dependent_category != "F" somewhere in the query.
We also want the maximum frequency found in each word-category pair to be > 0.5
and the total number of the word-category pair occurrences to be > 10.
Hint: To reiterate, we are finding the maximum frequency for each word-category
pair. How will we use
GROUP BY to carry out this specific query?
Hint2: Which condition applies to each row? Which condition applies to each
group? This then determines which condition(s) to put in
WHERE and which to
Use OK to test your solution:
python3 ok -q likeliest_child
We see a lot of common nouns ("NC") that have an article ("DA"), verbs ("V__") that take a direct object ("DO"), or prepositions ("S") that have noun complements. These examples are mostly similar to English. Are there others that surprise you?
In particular, I saw an interesting example:
It turns out that
relacionado ("related", "VMP" means participle) is used
frequently with an oblique object "OBLC", namely an object denoted by
Example: "La supervivencia de el hombre ha estado siempre estrechamente relacionada con el agua." Translation: "Human survival has always been closely related to water."
If you come up with other interesting queries, please feel free to post them on Piazza or discuss with your classmates/lab assistants/TAs!
Fin. (The end.)
I had a lot of fun investigating Spanish, and I hope you did too. Here are some other extensions you can explore over your summer break:
relacionado con, as you have seen above. We can then see if there are some bigrams that occur more frequently than expected.

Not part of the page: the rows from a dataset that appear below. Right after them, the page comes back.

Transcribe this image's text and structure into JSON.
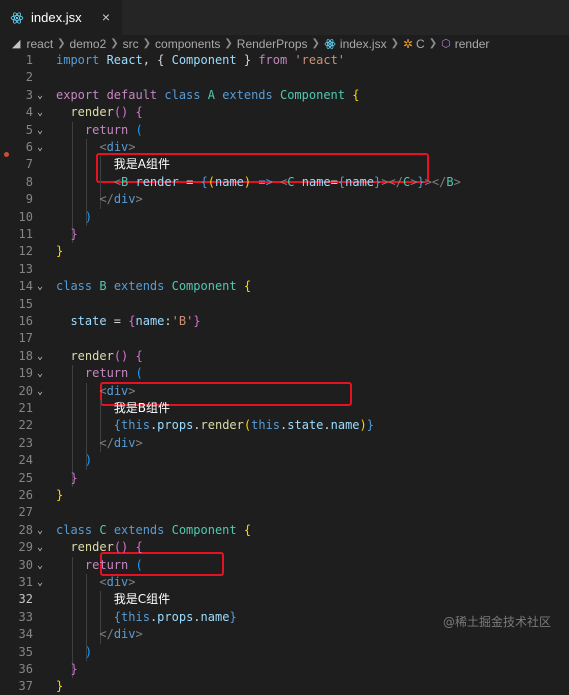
{
  "tab": {
    "filename": "index.jsx",
    "close": "×"
  },
  "breadcrumb": [
    "react",
    "demo2",
    "src",
    "components",
    "RenderProps",
    "index.jsx",
    "C",
    "render"
  ],
  "lines": [
    {
      "n": "1",
      "code": [
        [
          "k",
          "import "
        ],
        [
          "v",
          "React"
        ],
        [
          "p",
          ", { "
        ],
        [
          "v",
          "Component"
        ],
        [
          "p",
          " } "
        ],
        [
          "kc",
          "from "
        ],
        [
          "s",
          "'react'"
        ]
      ]
    },
    {
      "n": "2",
      "code": []
    },
    {
      "n": "3",
      "fold": "⌄",
      "code": [
        [
          "kc",
          "export "
        ],
        [
          "kc",
          "default "
        ],
        [
          "k",
          "class "
        ],
        [
          "cls",
          "A "
        ],
        [
          "k",
          "extends "
        ],
        [
          "cls",
          "Component "
        ],
        [
          "br1",
          "{"
        ]
      ]
    },
    {
      "n": "4",
      "fold": "⌄",
      "code": [
        [
          "p",
          "  "
        ],
        [
          "fn",
          "render"
        ],
        [
          "br2",
          "()"
        ],
        [
          "p",
          " "
        ],
        [
          "br2",
          "{"
        ]
      ]
    },
    {
      "n": "5",
      "fold": "⌄",
      "code": [
        [
          "p",
          "    "
        ],
        [
          "kc",
          "return "
        ],
        [
          "br3",
          "("
        ]
      ]
    },
    {
      "n": "6",
      "fold": "⌄",
      "code": [
        [
          "p",
          "      "
        ],
        [
          "t",
          "<"
        ],
        [
          "tn",
          "div"
        ],
        [
          "t",
          ">"
        ]
      ]
    },
    {
      "n": "7",
      "code": [
        [
          "p",
          "        "
        ],
        [
          "txt",
          "我是A组件"
        ]
      ]
    },
    {
      "n": "8",
      "code": [
        [
          "p",
          "        "
        ],
        [
          "t",
          "<"
        ],
        [
          "cn",
          "B "
        ],
        [
          "v",
          "render"
        ],
        [
          "p",
          " = "
        ],
        [
          "k",
          "{"
        ],
        [
          "br1",
          "("
        ],
        [
          "v",
          "name"
        ],
        [
          "br1",
          ")"
        ],
        [
          "p",
          " "
        ],
        [
          "k",
          "=>"
        ],
        [
          "p",
          " "
        ],
        [
          "t",
          "<"
        ],
        [
          "cn",
          "C "
        ],
        [
          "v",
          "name"
        ],
        [
          "p",
          "="
        ],
        [
          "k",
          "{"
        ],
        [
          "v",
          "name"
        ],
        [
          "k",
          "}"
        ],
        [
          "t",
          "></"
        ],
        [
          "cn",
          "C"
        ],
        [
          "t",
          ">"
        ],
        [
          "k",
          "}"
        ],
        [
          "t",
          "></"
        ],
        [
          "cn",
          "B"
        ],
        [
          "t",
          ">"
        ]
      ]
    },
    {
      "n": "9",
      "code": [
        [
          "p",
          "      "
        ],
        [
          "t",
          "</"
        ],
        [
          "tn",
          "div"
        ],
        [
          "t",
          ">"
        ]
      ]
    },
    {
      "n": "10",
      "code": [
        [
          "p",
          "    "
        ],
        [
          "br3",
          ")"
        ]
      ]
    },
    {
      "n": "11",
      "code": [
        [
          "p",
          "  "
        ],
        [
          "br2",
          "}"
        ]
      ]
    },
    {
      "n": "12",
      "code": [
        [
          "br1",
          "}"
        ]
      ]
    },
    {
      "n": "13",
      "code": []
    },
    {
      "n": "14",
      "fold": "⌄",
      "code": [
        [
          "k",
          "class "
        ],
        [
          "cls",
          "B "
        ],
        [
          "k",
          "extends "
        ],
        [
          "cls",
          "Component "
        ],
        [
          "br1",
          "{"
        ]
      ]
    },
    {
      "n": "15",
      "code": []
    },
    {
      "n": "16",
      "code": [
        [
          "p",
          "  "
        ],
        [
          "v",
          "state"
        ],
        [
          "p",
          " = "
        ],
        [
          "br2",
          "{"
        ],
        [
          "v",
          "name"
        ],
        [
          "p",
          ":"
        ],
        [
          "s",
          "'B'"
        ],
        [
          "br2",
          "}"
        ]
      ]
    },
    {
      "n": "17",
      "code": []
    },
    {
      "n": "18",
      "fold": "⌄",
      "code": [
        [
          "p",
          "  "
        ],
        [
          "fn",
          "render"
        ],
        [
          "br2",
          "()"
        ],
        [
          "p",
          " "
        ],
        [
          "br2",
          "{"
        ]
      ]
    },
    {
      "n": "19",
      "fold": "⌄",
      "code": [
        [
          "p",
          "    "
        ],
        [
          "kc",
          "return "
        ],
        [
          "br3",
          "("
        ]
      ]
    },
    {
      "n": "20",
      "fold": "⌄",
      "code": [
        [
          "p",
          "      "
        ],
        [
          "t",
          "<"
        ],
        [
          "tn",
          "div"
        ],
        [
          "t",
          ">"
        ]
      ]
    },
    {
      "n": "21",
      "code": [
        [
          "p",
          "        "
        ],
        [
          "txt",
          "我是B组件"
        ]
      ]
    },
    {
      "n": "22",
      "code": [
        [
          "p",
          "        "
        ],
        [
          "k",
          "{"
        ],
        [
          "k",
          "this"
        ],
        [
          "p",
          "."
        ],
        [
          "v",
          "props"
        ],
        [
          "p",
          "."
        ],
        [
          "fn",
          "render"
        ],
        [
          "br1",
          "("
        ],
        [
          "k",
          "this"
        ],
        [
          "p",
          "."
        ],
        [
          "v",
          "state"
        ],
        [
          "p",
          "."
        ],
        [
          "v",
          "name"
        ],
        [
          "br1",
          ")"
        ],
        [
          "k",
          "}"
        ]
      ]
    },
    {
      "n": "23",
      "code": [
        [
          "p",
          "      "
        ],
        [
          "t",
          "</"
        ],
        [
          "tn",
          "div"
        ],
        [
          "t",
          ">"
        ]
      ]
    },
    {
      "n": "24",
      "code": [
        [
          "p",
          "    "
        ],
        [
          "br3",
          ")"
        ]
      ]
    },
    {
      "n": "25",
      "code": [
        [
          "p",
          "  "
        ],
        [
          "br2",
          "}"
        ]
      ]
    },
    {
      "n": "26",
      "code": [
        [
          "br1",
          "}"
        ]
      ]
    },
    {
      "n": "27",
      "code": []
    },
    {
      "n": "28",
      "fold": "⌄",
      "code": [
        [
          "k",
          "class "
        ],
        [
          "cls",
          "C "
        ],
        [
          "k",
          "extends "
        ],
        [
          "cls",
          "Component "
        ],
        [
          "br1",
          "{"
        ]
      ]
    },
    {
      "n": "29",
      "fold": "⌄",
      "code": [
        [
          "p",
          "  "
        ],
        [
          "fn",
          "render"
        ],
        [
          "br2",
          "()"
        ],
        [
          "p",
          " "
        ],
        [
          "br2",
          "{"
        ]
      ]
    },
    {
      "n": "30",
      "fold": "⌄",
      "code": [
        [
          "p",
          "    "
        ],
        [
          "kc",
          "return "
        ],
        [
          "br3",
          "("
        ]
      ]
    },
    {
      "n": "31",
      "fold": "⌄",
      "code": [
        [
          "p",
          "      "
        ],
        [
          "t",
          "<"
        ],
        [
          "tn",
          "div"
        ],
        [
          "t",
          ">"
        ]
      ]
    },
    {
      "n": "32",
      "code": [
        [
          "p",
          "        "
        ],
        [
          "txt",
          "我是C组件"
        ]
      ]
    },
    {
      "n": "33",
      "code": [
        [
          "p",
          "        "
        ],
        [
          "k",
          "{"
        ],
        [
          "k",
          "this"
        ],
        [
          "p",
          "."
        ],
        [
          "v",
          "props"
        ],
        [
          "p",
          "."
        ],
        [
          "v",
          "name"
        ],
        [
          "k",
          "}"
        ]
      ]
    },
    {
      "n": "34",
      "code": [
        [
          "p",
          "      "
        ],
        [
          "t",
          "</"
        ],
        [
          "tn",
          "div"
        ],
        [
          "t",
          ">"
        ]
      ]
    },
    {
      "n": "35",
      "code": [
        [
          "p",
          "    "
        ],
        [
          "br3",
          ")"
        ]
      ]
    },
    {
      "n": "36",
      "code": [
        [
          "p",
          "  "
        ],
        [
          "br2",
          "}"
        ]
      ]
    },
    {
      "n": "37",
      "code": [
        [
          "br1",
          "}"
        ]
      ]
    }
  ],
  "watermark": "@稀土掘金技术社区"
}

(el) vacaciones (venir, future tense) pronto, the attributes of "vacationes" determine that the sentence should be
las vacaciones vendrán pronto.